WHAT YOU SHOULD DO - Isolate every line in the records below with "labels" in it.

Data about app and page elements:
==*==
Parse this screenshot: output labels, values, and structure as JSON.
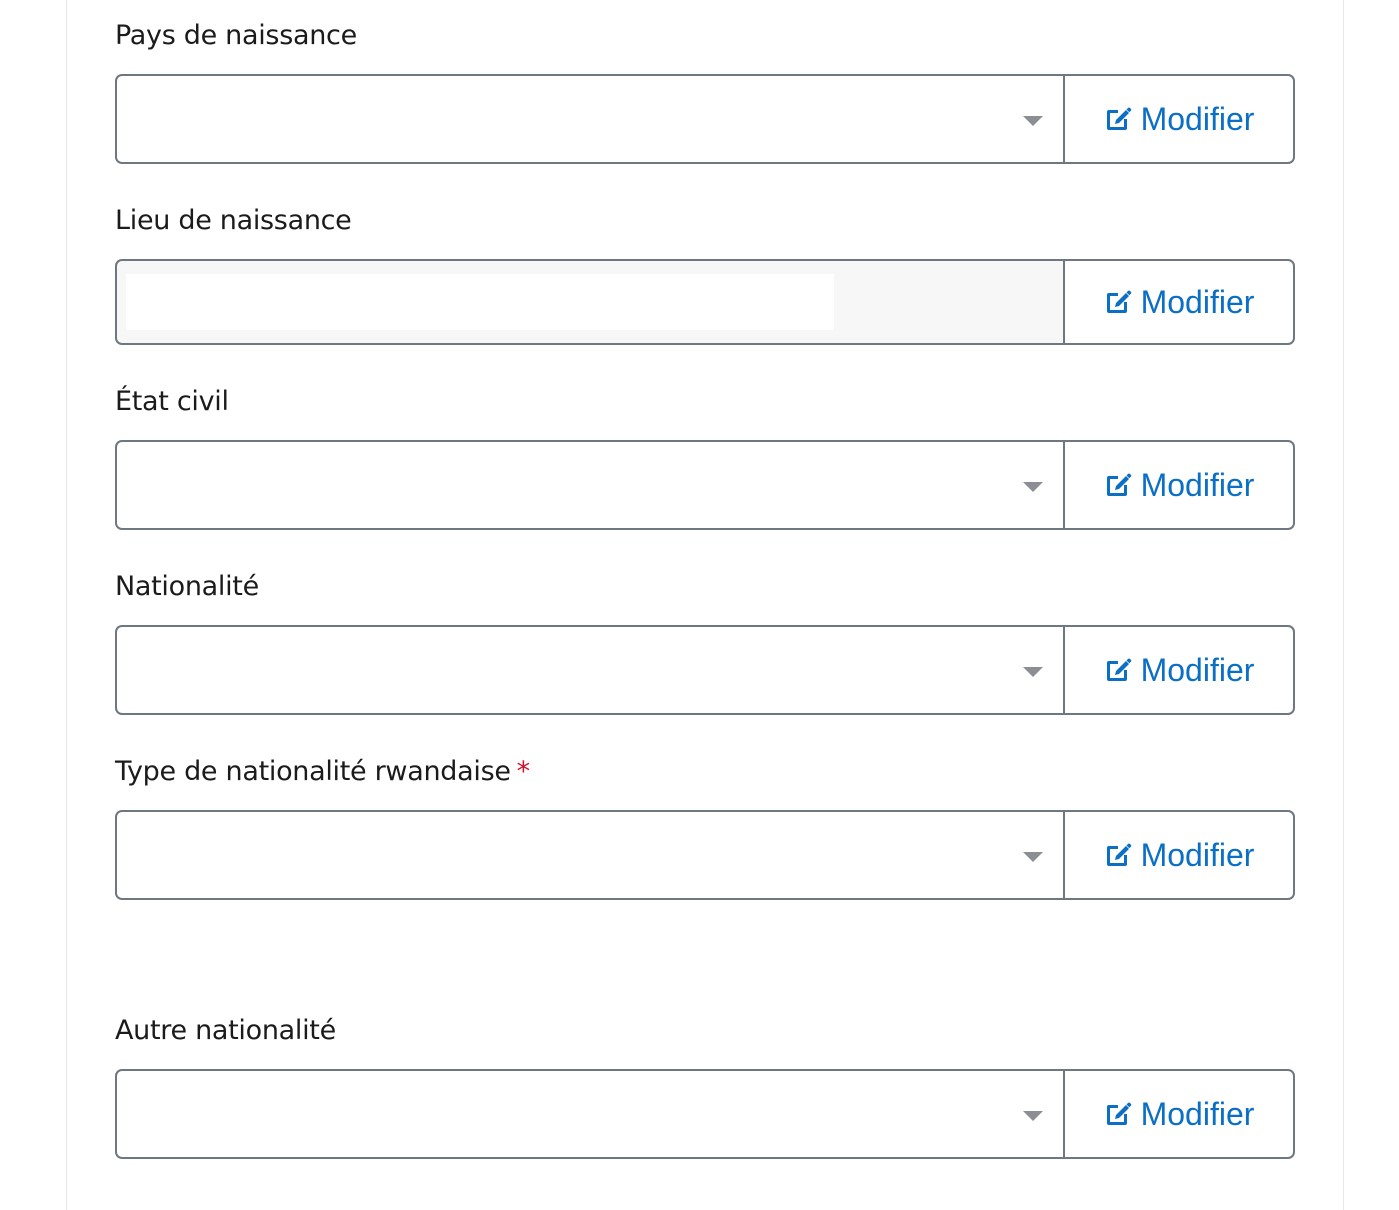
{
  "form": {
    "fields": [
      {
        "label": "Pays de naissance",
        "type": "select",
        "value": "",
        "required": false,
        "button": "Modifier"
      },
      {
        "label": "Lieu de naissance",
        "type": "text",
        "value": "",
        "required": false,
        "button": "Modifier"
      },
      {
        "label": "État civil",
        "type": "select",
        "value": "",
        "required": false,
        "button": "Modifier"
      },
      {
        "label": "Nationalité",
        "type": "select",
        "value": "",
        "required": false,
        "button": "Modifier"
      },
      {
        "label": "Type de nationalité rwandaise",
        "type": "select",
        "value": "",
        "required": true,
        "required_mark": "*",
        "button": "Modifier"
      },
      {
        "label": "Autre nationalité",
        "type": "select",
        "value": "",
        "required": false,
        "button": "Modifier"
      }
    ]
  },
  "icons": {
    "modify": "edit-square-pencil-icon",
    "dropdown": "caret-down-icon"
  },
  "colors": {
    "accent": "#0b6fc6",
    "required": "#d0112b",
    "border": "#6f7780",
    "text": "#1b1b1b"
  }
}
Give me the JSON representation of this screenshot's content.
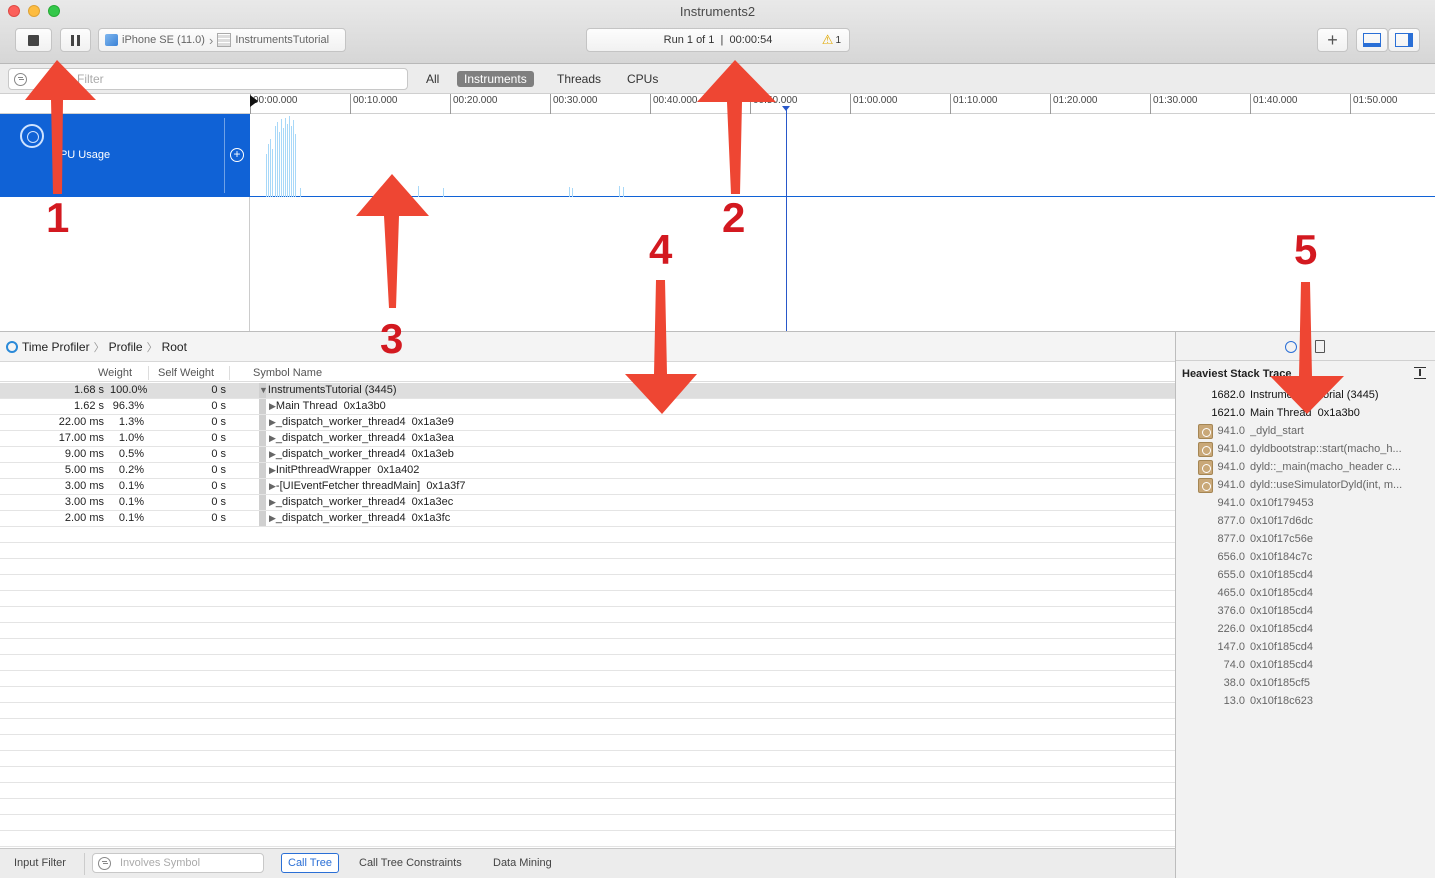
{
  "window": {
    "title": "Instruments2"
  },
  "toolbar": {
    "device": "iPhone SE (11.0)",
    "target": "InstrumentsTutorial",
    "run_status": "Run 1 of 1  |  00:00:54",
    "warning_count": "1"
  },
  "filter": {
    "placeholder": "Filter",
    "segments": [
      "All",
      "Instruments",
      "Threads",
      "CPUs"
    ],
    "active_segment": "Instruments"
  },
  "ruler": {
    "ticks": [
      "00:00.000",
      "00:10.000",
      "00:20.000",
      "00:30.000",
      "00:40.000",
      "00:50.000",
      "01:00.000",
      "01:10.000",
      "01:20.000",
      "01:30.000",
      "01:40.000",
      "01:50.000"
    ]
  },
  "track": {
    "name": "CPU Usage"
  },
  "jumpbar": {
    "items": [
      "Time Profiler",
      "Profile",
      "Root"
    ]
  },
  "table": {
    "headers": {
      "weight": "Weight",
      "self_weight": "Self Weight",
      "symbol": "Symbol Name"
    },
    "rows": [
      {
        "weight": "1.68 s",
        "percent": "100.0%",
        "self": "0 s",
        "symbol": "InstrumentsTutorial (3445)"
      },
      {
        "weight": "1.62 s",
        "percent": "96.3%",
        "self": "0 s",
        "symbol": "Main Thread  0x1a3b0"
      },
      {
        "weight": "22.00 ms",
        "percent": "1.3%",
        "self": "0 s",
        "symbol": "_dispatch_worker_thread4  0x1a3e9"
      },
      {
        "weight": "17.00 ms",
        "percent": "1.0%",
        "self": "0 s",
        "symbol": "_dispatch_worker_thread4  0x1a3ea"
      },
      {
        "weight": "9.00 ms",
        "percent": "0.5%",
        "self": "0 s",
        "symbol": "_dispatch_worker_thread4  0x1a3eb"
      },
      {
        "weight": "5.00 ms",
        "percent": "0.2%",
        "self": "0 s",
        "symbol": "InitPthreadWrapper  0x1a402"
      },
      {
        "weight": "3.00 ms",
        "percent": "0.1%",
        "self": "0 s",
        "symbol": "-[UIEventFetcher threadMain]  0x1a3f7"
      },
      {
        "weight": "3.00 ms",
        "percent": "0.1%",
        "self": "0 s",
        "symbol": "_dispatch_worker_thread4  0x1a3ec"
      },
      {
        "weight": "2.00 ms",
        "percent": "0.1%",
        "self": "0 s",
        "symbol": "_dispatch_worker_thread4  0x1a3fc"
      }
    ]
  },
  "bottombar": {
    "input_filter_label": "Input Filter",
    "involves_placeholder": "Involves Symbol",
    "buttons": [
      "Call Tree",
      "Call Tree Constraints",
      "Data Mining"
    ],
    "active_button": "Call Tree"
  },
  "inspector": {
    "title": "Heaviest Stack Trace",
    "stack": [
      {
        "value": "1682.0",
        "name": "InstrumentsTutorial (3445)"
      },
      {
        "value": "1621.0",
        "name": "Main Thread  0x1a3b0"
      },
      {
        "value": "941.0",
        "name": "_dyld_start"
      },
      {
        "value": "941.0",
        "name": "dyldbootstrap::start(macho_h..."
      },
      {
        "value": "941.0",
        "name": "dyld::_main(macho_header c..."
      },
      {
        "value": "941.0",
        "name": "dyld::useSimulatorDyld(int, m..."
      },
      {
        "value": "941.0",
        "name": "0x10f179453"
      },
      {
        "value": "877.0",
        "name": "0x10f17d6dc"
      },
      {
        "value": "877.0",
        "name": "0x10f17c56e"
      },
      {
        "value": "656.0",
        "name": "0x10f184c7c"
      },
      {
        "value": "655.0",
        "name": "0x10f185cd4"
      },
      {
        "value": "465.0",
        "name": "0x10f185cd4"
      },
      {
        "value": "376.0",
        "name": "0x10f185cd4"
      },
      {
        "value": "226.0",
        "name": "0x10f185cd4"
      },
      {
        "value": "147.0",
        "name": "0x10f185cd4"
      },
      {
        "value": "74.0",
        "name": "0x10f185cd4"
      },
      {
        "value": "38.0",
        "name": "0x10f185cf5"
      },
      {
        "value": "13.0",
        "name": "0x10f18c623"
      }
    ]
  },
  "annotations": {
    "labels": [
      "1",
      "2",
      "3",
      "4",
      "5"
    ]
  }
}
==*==
YOUR SOLUTION -
Parse this screenshot: output labels, values, and structure as JSON.
    "labels": [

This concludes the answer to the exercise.